By Oscar Huerta, April 18, 2023
Male students from various racial and ethnic backgrounds gathered at Cal Poly Pomona for a two-day retreat held from March 17 to 18 in order to connect with each other and learn about the struggles they share with their fellow men of color.
CPP’s Male Success Initiatives hosted the event in the CLA and College of Business Administration Buildings and invited male students from CPP and other California State Universities to participate in several networking activities and lectures discussing self-confidence and self-worth.
According to MSI Director Joel Gutierrez, the most important goal of this retreat was to get students to build relationships with other men of color.
“I wanted students, specifically men of color, to know that they’re not alone,” Gutierrez said. “I think that was the other goal to know that, for CPP men of color, you also have brothers in other CSUs.”
One of the retreat’s activities was a lecture on identifying and dismantling imposter syndrome, which Markease Harris, a computer science student from CSU Dominguez Hills, said heavily resonated with him.
“This work that everyone is doing is extremely essential to help these men of color grow into better men, help understand themselves, find community on campus and find community within themselves,” Harris said. “It’s essential and necessary to help cultivate the minds of the next generation, and I’m very grateful for this work.”
John Offenburger Espinoza, a master’s student of the business administration program at CPP and returning member of MSI, said having a supportive community of men of color through MSI helped him overcome his imposter syndrome and start taking leadership roles on campus.
“Having someone say something like ‘I know you are good enough, I know you can’ — that’s gold,” Offenburger said. “Sometimes you don’t even need material stuff and money, sometimes you need those words. Somebody that can vouch for you.”
Students from Cal State Dominguez Hills and Cal State Fullerton joined the conference and greeted their fellow men of color from CPP on the second day of the event.
The second day of the event also featured an alumni panel with four CPP alumni who came to the event to give their advice to students. One of the members of the panel was Jacob Quetant, an alumni from the class of 2009, who further stressed the importance of forming relationships alongside your education in college.

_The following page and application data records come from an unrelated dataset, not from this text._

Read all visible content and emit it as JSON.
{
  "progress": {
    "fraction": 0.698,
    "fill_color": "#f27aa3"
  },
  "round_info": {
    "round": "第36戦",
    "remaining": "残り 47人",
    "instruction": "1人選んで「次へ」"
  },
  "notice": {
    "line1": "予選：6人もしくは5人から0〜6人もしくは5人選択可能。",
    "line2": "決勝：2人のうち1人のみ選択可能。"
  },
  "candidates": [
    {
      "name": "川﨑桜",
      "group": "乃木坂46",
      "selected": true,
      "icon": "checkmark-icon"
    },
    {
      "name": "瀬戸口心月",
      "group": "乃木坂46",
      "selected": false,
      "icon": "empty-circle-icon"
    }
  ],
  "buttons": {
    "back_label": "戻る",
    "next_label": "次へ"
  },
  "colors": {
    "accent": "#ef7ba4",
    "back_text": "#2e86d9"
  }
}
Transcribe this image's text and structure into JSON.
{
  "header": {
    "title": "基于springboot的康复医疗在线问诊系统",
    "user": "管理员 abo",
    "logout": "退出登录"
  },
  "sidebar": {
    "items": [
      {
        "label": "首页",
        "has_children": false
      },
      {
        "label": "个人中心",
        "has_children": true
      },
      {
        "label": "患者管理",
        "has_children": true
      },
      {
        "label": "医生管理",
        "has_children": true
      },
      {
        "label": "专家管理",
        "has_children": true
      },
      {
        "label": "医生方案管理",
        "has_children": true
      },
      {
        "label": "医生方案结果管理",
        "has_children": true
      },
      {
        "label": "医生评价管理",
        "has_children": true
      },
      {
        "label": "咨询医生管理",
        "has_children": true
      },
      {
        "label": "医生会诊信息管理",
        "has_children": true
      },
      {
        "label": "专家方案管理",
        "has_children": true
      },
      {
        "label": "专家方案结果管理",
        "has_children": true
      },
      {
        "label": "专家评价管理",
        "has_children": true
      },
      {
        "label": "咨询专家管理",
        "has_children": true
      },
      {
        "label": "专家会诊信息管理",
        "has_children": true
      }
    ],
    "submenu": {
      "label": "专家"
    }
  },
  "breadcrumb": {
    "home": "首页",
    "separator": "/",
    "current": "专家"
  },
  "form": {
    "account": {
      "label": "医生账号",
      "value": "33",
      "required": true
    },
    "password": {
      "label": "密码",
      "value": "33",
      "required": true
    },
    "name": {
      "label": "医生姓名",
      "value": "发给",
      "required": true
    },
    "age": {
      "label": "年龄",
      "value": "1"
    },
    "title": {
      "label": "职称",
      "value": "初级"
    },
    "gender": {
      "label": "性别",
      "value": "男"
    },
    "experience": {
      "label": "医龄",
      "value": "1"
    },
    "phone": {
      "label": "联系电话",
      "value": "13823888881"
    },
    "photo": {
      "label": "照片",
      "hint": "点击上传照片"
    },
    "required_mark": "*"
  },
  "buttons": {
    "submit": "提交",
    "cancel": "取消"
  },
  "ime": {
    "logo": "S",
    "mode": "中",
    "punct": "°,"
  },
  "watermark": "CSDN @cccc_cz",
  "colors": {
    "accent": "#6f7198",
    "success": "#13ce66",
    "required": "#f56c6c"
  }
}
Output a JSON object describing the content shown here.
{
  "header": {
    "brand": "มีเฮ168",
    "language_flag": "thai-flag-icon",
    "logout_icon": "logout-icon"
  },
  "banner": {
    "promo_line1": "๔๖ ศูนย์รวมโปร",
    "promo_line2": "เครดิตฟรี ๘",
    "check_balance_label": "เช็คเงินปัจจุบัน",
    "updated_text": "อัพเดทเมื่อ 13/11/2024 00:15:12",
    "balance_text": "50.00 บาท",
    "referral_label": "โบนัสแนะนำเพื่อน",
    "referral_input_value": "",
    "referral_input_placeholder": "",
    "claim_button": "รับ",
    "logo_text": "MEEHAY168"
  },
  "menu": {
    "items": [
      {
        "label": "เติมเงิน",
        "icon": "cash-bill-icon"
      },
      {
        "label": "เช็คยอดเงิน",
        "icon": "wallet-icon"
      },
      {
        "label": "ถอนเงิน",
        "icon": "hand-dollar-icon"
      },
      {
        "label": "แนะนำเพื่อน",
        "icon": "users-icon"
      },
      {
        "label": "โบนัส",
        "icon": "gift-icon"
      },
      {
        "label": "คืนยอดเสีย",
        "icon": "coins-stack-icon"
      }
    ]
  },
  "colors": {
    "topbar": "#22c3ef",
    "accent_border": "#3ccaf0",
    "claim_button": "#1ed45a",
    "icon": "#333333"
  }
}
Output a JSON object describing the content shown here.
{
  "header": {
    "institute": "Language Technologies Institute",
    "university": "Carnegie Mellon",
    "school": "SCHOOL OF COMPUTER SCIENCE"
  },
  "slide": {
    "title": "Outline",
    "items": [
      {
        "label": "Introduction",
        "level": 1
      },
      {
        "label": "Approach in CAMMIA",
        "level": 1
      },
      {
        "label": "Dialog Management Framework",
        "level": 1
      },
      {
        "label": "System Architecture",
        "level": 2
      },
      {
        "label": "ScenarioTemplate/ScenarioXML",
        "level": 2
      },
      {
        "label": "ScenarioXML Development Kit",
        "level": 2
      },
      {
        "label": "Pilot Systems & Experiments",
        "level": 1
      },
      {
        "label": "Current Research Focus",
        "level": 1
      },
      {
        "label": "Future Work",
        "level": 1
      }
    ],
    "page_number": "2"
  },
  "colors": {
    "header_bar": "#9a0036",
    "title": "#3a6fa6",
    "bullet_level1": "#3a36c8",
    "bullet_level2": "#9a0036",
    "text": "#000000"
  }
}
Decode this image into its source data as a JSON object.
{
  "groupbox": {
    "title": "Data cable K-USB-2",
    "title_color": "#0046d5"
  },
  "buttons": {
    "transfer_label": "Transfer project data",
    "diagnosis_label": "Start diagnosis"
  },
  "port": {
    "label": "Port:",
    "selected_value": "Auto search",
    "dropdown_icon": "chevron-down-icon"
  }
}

“You can sit in a room and people can lecture, and you can either be locked in and listening or your attention can drift,” Quetant said. “But who you’re sitting next to, to your left and to your right and even who you might be listening to lecture, if you have the courage to speak up and create a relationship, there’s no telling where that relationship can lead you to.”
According to Gutierrez, MSI specifically contacted CPP alumni from the Latino and Black alumni network because those groups of men need the most help finding connections for careers in higher fields. Gutierrez stated they wanted to provide these students with a panel of CPP alumni who have “walked their path” and could help them navigate their journey through college.
After many activities and lectures, the event capped off with one final group picture and a reminder from the event leaders to stay connected with one another.
According to Gutierrez, the idea for this retreat came from students in MSI, who pitched the concept in a staff meeting and worked with MSI’s senior coordinators to help make the event happen.
Gutierrez stated MSI’s goal is to continue providing men of color at CPP opportunities to connect and grow with each other through their various programs and social events.
“For me, MSI has a responsibility to allow men of color here at Cal Poly Pomona to see themselves.” Gutierrez said. “We have a responsibility to create spaces where students of color — men of color — belong.”
Feature image by Oscar Huerta
Show Comments (0)